Only the lines from the line that contains "Enumerate this screenshot's" through the final line of the entries below belong in your answer, copied exactly and without pictures.

(Web page and app entries)
◇ ◇ ◇

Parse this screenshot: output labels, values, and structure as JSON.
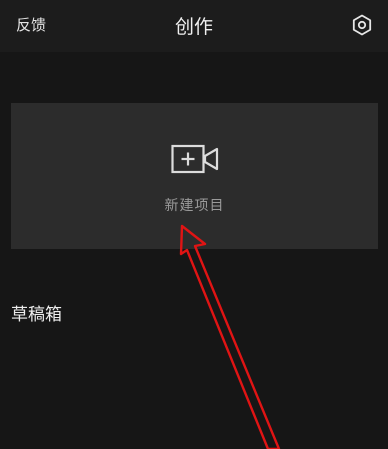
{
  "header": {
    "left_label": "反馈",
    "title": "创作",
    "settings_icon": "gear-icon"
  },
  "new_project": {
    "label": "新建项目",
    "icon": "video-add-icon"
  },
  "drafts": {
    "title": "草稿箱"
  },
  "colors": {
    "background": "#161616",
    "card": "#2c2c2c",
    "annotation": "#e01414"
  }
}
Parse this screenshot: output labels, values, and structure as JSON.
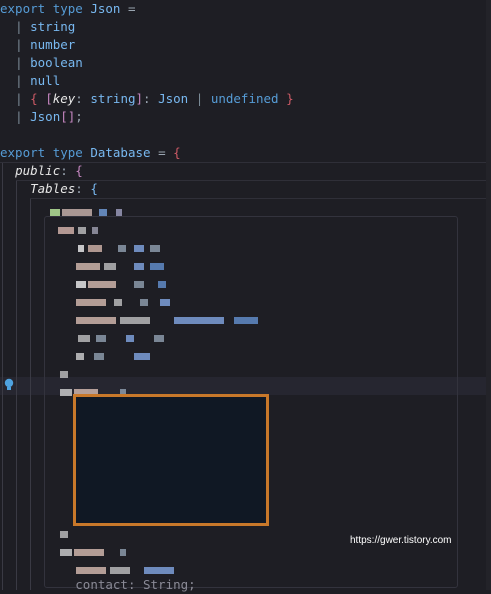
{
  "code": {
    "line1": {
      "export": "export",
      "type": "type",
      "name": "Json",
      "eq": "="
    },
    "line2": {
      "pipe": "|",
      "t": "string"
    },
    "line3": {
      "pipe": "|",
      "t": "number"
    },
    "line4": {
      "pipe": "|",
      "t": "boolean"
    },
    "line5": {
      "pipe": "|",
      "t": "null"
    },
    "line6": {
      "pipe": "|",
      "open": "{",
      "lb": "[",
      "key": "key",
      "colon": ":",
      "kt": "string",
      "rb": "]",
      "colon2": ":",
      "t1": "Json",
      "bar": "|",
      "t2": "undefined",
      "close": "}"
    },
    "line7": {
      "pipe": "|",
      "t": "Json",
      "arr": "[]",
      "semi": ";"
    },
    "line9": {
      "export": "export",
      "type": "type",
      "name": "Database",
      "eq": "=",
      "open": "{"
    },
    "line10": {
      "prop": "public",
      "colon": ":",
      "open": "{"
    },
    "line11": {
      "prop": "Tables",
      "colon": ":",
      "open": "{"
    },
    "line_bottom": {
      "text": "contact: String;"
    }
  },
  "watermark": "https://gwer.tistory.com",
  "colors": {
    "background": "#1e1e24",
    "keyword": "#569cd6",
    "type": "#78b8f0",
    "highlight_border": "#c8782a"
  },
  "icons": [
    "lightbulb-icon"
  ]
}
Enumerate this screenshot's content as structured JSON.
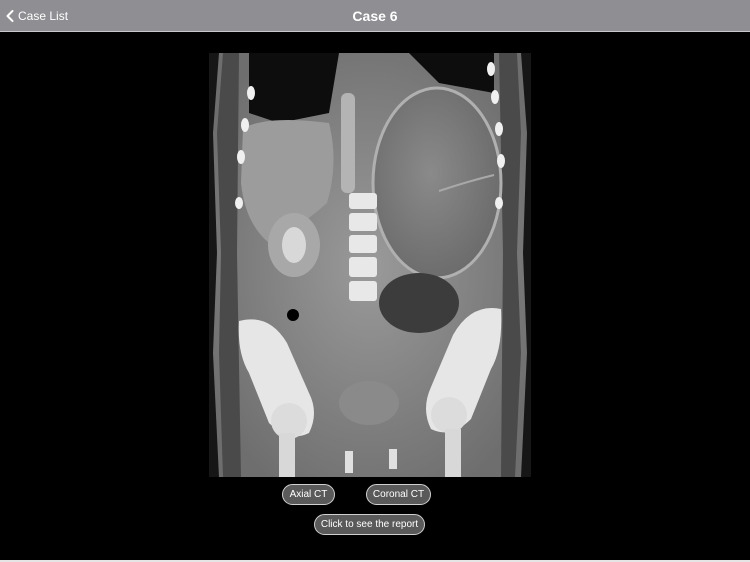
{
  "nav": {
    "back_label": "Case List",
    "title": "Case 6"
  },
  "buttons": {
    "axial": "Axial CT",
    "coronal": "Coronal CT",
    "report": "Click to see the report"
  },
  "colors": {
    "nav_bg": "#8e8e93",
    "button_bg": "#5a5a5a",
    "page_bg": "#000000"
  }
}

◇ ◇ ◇

Response area:
Enumerate this screenshot's content as structured JSON.
{
  "nav": {
    "back_label": "Case List",
    "title": "Case 6"
  },
  "buttons": {
    "axial": "Axial CT",
    "coronal": "Coronal CT",
    "report": "Click to see the report"
  },
  "colors": {
    "nav_bg": "#8e8e93",
    "button_bg": "#5a5a5a",
    "page_bg": "#000000"
  }
}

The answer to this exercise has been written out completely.